– Finally, the fresco of the Papyruses from i lie same room in the House of the Women.
The famous Spring muralfrom room 2 of Complex D. The rocky outcrops with their blossoming lilies were probably typical of the larul-scape of the island before the earthquake. The swallows swooping above, alone or in pairs, are of the greatest beauty (Athens. National. Archaeological Museum).

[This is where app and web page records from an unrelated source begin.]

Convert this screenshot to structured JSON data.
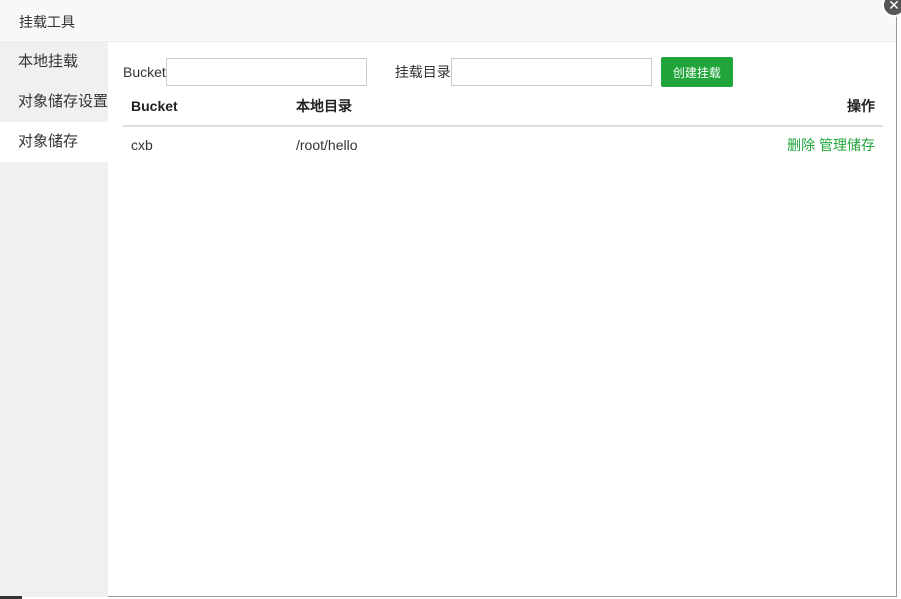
{
  "dialog": {
    "title": "挂载工具",
    "close_glyph": "✕"
  },
  "sidebar": {
    "items": [
      {
        "label": "本地挂载",
        "active": false
      },
      {
        "label": "对象储存设置",
        "active": false
      },
      {
        "label": "对象储存",
        "active": true
      }
    ]
  },
  "form": {
    "bucket_label": "Bucket",
    "bucket_value": "",
    "mount_dir_label": "挂载目录",
    "mount_dir_value": "",
    "create_button": "创建挂载"
  },
  "table": {
    "headers": [
      "Bucket",
      "本地目录",
      "操作"
    ],
    "rows": [
      {
        "bucket": "cxb",
        "local_dir": "/root/hello",
        "actions": [
          "删除",
          "管理储存"
        ]
      }
    ]
  },
  "colors": {
    "accent": "#20a53a",
    "sidebar_bg": "#f0f0f0",
    "titlebar_bg": "#f8f8f8"
  }
}
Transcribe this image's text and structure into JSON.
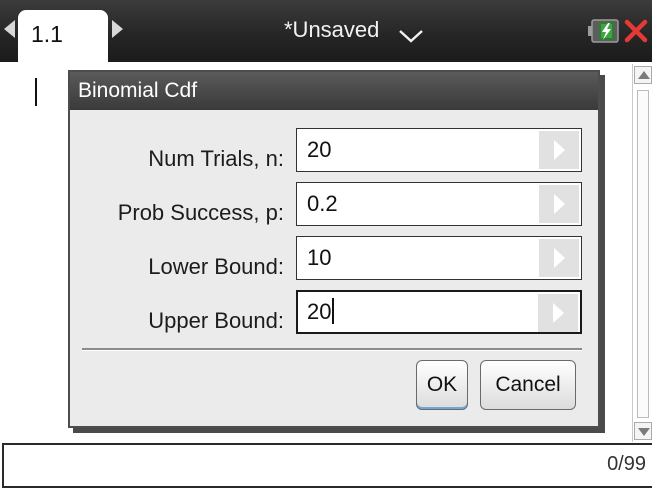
{
  "topbar": {
    "tab_label": "1.1",
    "doc_title": "*Unsaved"
  },
  "icons": {
    "prev_page": "chevron-left-icon",
    "next_page": "chevron-right-icon",
    "doc_menu": "chevron-down-icon",
    "battery": "battery-icon",
    "close": "close-icon"
  },
  "dialog": {
    "title": "Binomial Cdf",
    "fields": [
      {
        "label": "Num Trials, n:",
        "value": "20"
      },
      {
        "label": "Prob Success, p:",
        "value": "0.2"
      },
      {
        "label": "Lower Bound:",
        "value": "10"
      },
      {
        "label": "Upper Bound:",
        "value": "20"
      }
    ],
    "ok_label": "OK",
    "cancel_label": "Cancel"
  },
  "status": {
    "char_count": "0/99"
  },
  "colors": {
    "topbar": "#262626",
    "close_red": "#e53935",
    "battery_green": "#43a047",
    "dialog_header": "#454545",
    "dialog_body": "#ebebeb",
    "focus_accent": "#6ea7d8"
  }
}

The second important period in the history of Santorini is linked with the city of Ancient Thera. The excavations there, begun in 1896 by Baron Hiller von Gaer-tringen in the area of Mesa Vouno, revealed ruins of a town which bore evidence of settlement as early as the 9th century BC. The mountain of Profitis Ilias, Santorini’s highest peak, runs eastward into the lower rocky outcropping of Mesa Vouno. These two mountains are joined by a ridge named Sellada. Mesa Vouno, with an altitude of 369 metres, extends from west to south and its steep slopes plunge to the coast at Kamari to the north side and Perissa to the south.